**Work request**: Wherever the string "password" appears in the entries below, return the line that holds it.

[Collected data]
[Start of section]
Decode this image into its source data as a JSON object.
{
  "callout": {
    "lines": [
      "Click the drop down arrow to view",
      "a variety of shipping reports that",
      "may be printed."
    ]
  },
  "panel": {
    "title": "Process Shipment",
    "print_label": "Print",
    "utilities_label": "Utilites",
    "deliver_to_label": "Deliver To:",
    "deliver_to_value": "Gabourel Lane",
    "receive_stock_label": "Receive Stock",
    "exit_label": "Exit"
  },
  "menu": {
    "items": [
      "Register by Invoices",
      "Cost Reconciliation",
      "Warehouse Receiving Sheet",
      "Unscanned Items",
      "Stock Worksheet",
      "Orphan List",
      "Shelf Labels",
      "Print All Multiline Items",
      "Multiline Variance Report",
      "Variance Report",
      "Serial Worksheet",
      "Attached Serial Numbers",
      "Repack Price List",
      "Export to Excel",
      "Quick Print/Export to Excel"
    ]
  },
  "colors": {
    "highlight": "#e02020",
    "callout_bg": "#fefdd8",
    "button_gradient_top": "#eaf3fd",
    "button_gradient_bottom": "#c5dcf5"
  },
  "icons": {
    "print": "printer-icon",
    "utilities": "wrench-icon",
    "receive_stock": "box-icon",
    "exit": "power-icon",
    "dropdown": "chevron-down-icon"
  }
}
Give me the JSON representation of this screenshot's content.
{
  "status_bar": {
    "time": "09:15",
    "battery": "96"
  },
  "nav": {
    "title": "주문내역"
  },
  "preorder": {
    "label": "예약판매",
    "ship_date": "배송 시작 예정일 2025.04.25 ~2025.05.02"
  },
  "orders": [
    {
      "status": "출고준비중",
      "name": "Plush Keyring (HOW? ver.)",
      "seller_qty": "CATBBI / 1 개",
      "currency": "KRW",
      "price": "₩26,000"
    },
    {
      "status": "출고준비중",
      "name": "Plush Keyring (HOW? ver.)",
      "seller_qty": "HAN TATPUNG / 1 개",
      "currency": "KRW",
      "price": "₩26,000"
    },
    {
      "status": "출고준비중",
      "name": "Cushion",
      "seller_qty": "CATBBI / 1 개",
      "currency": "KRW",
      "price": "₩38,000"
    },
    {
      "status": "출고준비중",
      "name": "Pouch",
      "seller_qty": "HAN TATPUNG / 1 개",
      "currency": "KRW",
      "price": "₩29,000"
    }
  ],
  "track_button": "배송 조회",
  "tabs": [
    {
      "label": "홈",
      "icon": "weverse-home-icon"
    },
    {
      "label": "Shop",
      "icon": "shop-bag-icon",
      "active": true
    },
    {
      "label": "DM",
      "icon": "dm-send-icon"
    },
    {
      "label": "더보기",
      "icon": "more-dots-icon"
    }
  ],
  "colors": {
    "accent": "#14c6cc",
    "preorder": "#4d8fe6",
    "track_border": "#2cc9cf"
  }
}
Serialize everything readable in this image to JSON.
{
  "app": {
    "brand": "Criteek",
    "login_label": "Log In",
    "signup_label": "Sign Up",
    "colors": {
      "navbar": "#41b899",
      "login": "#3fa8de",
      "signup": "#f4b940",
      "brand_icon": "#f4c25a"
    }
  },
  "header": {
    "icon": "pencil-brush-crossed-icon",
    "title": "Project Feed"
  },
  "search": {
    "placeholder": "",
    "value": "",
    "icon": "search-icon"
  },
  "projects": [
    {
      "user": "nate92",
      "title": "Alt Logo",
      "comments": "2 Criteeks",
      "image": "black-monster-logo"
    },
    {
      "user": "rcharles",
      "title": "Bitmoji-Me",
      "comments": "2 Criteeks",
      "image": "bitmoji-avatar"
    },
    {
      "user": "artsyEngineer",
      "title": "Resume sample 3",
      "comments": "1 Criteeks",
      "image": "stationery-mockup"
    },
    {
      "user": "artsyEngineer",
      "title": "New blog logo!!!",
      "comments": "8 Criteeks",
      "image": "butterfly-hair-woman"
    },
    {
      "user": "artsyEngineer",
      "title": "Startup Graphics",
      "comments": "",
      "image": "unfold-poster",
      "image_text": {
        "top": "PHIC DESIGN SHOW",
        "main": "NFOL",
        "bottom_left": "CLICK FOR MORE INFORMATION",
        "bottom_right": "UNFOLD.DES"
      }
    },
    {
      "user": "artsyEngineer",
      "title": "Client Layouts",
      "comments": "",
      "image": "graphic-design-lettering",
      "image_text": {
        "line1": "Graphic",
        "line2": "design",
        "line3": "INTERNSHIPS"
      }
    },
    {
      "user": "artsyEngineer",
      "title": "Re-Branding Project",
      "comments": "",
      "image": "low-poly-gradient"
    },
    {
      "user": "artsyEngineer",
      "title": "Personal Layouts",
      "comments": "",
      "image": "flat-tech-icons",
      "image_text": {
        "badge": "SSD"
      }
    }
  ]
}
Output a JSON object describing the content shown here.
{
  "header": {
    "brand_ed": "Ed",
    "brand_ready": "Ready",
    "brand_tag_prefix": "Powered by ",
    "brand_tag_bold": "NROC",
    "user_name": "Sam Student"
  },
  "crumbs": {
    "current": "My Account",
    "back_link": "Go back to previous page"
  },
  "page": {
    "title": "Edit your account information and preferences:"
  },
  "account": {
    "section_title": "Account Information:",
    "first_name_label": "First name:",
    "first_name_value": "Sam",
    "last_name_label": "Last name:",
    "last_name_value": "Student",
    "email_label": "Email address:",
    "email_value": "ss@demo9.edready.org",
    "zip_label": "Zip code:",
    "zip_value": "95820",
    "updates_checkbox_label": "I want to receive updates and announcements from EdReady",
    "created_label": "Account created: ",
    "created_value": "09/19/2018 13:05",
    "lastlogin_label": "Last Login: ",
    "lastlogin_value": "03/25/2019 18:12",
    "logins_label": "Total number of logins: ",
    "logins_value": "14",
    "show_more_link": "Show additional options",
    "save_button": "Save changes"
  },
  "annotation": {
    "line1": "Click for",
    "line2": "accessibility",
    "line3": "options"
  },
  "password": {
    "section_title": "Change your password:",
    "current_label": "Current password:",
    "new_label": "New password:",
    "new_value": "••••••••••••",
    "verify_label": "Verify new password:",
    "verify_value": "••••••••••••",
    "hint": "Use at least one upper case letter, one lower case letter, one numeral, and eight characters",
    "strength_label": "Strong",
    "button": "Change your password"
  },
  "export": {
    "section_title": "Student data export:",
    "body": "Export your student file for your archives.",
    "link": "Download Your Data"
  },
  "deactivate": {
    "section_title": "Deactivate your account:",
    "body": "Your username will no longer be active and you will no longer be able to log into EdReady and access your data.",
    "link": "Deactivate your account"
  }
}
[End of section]
**Expected answer**:
  "password": {
    "section_title": "Change your password:",
    "current_label": "Current password:",
    "new_label": "New password:",
    "verify_label": "Verify new password:",
    "button": "Change your password"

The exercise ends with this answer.